# Your task:
Copy each line from the records below in which the word "this" is found.

======

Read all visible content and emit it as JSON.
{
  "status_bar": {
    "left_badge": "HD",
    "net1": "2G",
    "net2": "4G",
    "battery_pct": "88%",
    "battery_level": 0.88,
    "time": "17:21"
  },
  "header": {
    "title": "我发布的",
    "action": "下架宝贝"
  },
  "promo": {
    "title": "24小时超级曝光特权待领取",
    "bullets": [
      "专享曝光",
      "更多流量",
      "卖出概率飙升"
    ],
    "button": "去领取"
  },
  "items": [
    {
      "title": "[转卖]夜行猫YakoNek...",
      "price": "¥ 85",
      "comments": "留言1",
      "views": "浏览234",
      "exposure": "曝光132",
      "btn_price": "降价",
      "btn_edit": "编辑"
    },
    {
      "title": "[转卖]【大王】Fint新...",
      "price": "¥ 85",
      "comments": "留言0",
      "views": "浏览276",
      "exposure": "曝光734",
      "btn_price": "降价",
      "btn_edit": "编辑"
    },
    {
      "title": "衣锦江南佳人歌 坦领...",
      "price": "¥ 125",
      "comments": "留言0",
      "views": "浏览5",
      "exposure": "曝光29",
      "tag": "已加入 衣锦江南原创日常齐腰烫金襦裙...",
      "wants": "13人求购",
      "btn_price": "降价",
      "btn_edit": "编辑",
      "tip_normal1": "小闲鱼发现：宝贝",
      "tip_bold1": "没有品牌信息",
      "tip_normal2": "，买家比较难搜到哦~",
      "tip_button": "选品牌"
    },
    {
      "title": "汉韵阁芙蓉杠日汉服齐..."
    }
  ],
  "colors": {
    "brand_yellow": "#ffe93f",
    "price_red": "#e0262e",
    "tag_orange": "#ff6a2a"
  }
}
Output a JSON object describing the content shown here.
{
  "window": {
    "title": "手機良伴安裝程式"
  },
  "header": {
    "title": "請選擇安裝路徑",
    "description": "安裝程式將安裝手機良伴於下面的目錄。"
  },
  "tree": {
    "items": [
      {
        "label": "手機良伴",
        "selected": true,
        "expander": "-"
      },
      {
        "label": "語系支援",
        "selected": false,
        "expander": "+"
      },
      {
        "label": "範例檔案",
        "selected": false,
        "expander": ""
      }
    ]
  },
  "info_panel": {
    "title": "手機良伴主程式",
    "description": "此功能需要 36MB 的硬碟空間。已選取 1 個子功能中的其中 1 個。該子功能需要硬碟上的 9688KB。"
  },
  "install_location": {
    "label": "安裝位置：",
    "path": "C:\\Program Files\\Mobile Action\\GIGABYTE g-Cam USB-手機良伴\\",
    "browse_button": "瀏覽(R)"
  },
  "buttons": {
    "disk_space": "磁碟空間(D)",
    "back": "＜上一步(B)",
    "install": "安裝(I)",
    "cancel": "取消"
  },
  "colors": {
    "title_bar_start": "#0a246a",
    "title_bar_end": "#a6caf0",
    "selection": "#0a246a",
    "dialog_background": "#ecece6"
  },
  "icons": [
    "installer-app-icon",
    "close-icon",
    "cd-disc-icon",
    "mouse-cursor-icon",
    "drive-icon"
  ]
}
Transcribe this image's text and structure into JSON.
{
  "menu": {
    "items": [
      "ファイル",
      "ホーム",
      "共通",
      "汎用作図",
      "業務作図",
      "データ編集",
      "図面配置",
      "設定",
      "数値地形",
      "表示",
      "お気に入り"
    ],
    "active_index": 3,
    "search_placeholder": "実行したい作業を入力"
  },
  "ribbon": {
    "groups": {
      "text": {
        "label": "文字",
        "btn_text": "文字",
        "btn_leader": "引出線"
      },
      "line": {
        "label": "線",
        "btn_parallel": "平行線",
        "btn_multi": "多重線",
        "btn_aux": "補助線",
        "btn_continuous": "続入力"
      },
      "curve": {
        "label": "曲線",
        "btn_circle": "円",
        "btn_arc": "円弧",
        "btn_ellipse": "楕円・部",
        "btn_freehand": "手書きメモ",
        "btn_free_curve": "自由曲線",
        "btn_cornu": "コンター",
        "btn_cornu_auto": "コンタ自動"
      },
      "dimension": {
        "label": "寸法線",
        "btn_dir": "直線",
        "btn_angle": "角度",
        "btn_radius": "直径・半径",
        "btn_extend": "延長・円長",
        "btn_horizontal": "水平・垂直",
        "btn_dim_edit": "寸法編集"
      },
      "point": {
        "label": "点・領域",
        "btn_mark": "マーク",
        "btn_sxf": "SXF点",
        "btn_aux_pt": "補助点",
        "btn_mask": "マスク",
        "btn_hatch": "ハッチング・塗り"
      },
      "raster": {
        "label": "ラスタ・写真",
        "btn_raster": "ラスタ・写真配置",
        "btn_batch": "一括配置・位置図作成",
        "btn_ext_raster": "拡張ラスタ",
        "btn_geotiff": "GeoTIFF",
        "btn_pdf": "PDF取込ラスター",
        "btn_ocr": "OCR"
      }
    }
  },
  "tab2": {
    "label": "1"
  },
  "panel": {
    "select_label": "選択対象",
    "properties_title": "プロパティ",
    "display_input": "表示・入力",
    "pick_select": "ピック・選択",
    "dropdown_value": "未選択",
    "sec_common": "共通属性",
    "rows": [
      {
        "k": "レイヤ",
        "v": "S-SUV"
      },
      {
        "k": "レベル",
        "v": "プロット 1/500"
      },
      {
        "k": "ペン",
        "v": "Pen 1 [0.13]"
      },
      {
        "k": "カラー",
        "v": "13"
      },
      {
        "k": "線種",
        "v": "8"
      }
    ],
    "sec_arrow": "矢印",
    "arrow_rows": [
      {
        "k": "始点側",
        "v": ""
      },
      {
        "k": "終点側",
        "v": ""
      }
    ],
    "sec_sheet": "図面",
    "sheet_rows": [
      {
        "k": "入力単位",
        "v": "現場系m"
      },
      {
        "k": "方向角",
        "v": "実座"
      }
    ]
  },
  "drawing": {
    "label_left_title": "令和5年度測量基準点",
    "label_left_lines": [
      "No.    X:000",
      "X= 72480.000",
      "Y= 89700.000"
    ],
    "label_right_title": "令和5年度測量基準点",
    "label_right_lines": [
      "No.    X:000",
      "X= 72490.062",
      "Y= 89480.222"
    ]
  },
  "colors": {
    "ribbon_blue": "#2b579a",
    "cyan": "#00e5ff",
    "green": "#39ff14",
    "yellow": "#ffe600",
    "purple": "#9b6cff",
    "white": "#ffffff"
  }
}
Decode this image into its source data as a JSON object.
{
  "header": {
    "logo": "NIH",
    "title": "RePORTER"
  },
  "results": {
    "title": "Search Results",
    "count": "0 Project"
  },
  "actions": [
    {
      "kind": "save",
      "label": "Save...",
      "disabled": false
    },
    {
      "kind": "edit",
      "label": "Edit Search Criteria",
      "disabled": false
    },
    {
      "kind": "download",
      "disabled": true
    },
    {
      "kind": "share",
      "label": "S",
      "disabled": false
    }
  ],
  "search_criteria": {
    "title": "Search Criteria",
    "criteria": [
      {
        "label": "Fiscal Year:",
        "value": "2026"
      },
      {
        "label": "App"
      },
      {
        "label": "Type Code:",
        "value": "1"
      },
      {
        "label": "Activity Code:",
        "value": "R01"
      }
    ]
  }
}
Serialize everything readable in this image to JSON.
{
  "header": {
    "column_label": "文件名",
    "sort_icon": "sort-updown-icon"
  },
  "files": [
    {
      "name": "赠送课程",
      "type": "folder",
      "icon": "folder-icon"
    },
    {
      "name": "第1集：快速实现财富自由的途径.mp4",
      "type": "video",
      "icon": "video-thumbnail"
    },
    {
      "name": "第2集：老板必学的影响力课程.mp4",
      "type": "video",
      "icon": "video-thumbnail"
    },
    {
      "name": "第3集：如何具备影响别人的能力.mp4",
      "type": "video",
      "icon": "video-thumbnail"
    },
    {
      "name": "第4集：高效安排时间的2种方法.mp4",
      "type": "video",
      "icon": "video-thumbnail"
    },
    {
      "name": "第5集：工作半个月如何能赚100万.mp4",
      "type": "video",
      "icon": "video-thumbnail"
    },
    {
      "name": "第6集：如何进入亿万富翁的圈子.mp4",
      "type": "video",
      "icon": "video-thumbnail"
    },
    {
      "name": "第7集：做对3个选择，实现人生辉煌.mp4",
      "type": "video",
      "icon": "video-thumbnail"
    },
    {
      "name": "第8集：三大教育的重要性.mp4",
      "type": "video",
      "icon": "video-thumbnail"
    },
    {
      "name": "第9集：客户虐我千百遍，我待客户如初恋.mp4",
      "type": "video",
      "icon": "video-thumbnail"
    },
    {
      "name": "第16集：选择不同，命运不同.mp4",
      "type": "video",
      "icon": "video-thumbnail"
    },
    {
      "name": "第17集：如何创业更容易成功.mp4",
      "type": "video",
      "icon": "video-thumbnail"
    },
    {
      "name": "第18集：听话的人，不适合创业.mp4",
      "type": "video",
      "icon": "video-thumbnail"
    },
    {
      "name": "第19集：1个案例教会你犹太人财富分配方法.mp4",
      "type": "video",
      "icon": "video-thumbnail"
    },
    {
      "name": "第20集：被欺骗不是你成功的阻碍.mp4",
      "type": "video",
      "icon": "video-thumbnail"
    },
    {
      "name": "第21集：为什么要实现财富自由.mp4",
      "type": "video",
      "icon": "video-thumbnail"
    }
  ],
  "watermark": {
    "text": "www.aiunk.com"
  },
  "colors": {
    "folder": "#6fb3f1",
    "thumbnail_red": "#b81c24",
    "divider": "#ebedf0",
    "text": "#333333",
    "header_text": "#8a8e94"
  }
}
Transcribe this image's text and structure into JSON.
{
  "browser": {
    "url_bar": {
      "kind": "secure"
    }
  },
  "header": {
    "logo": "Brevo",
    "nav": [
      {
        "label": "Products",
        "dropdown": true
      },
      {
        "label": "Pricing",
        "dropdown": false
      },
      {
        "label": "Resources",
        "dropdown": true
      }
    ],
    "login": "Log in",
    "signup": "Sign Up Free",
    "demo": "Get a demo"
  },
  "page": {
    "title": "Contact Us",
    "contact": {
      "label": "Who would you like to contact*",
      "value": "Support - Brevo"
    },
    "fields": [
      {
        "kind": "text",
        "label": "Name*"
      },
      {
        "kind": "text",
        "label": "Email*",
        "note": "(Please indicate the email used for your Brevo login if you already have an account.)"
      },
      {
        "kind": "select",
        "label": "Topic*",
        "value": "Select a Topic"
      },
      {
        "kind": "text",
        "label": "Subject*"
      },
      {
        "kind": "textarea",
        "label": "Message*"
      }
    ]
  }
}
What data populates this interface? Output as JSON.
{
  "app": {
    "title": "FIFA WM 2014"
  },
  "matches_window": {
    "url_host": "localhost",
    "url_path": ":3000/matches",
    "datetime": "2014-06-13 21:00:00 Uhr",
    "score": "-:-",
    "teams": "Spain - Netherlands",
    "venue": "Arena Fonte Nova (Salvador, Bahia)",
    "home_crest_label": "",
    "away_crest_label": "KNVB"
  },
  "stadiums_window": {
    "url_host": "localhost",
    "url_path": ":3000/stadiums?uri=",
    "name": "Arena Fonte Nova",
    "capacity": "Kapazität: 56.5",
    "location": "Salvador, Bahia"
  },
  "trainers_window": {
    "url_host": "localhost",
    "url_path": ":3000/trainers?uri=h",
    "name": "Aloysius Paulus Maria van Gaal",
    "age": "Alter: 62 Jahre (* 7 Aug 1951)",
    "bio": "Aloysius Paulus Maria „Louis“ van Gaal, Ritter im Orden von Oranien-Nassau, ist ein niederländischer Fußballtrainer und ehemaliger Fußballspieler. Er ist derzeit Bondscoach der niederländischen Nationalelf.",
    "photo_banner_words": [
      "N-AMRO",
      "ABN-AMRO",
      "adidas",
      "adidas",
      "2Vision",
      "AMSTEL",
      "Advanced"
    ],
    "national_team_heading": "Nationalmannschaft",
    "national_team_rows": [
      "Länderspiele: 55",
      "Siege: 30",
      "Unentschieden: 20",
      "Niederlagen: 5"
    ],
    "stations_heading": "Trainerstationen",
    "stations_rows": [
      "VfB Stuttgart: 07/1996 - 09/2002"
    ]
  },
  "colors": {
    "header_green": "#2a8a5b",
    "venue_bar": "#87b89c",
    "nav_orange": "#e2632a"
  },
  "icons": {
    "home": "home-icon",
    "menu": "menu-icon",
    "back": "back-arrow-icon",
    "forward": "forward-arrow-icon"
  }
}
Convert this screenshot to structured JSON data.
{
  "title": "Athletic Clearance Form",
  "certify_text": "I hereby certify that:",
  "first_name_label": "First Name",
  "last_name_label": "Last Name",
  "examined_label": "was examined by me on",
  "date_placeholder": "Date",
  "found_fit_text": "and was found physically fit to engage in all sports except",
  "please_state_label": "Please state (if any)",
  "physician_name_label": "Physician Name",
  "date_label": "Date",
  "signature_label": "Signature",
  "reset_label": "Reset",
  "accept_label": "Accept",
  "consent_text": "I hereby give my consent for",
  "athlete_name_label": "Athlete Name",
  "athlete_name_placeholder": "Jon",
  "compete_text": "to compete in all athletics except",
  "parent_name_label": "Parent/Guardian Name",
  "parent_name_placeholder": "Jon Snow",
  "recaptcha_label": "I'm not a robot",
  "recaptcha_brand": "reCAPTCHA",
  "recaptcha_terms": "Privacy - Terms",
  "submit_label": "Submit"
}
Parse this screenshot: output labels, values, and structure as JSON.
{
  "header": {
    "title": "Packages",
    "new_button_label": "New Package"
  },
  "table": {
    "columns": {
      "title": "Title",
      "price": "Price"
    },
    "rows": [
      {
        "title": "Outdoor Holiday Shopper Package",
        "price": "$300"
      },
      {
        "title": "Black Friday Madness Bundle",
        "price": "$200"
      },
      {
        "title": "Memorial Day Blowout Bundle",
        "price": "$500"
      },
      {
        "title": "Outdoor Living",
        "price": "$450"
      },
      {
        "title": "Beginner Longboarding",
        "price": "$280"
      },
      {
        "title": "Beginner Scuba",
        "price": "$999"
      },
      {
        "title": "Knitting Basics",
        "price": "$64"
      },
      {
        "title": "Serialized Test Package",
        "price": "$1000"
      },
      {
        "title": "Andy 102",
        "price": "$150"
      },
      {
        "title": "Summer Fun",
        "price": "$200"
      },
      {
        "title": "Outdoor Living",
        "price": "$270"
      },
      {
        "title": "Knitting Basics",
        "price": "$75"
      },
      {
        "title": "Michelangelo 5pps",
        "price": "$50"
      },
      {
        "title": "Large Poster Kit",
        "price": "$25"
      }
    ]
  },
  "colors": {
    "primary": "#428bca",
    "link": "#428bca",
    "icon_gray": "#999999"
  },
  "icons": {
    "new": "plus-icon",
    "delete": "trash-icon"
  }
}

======

# Response to the exercise:
Transcribe this image's text and structure into JSON.
Decode this image into its source data as a JSON object.
Serialize everything readable in this image to JSON.
Transcribe this image's text and structure into JSON.
What data populates this interface? Output as JSON.
Convert this screenshot to structured JSON data.
Parse this screenshot: output labels, values, and structure as JSON.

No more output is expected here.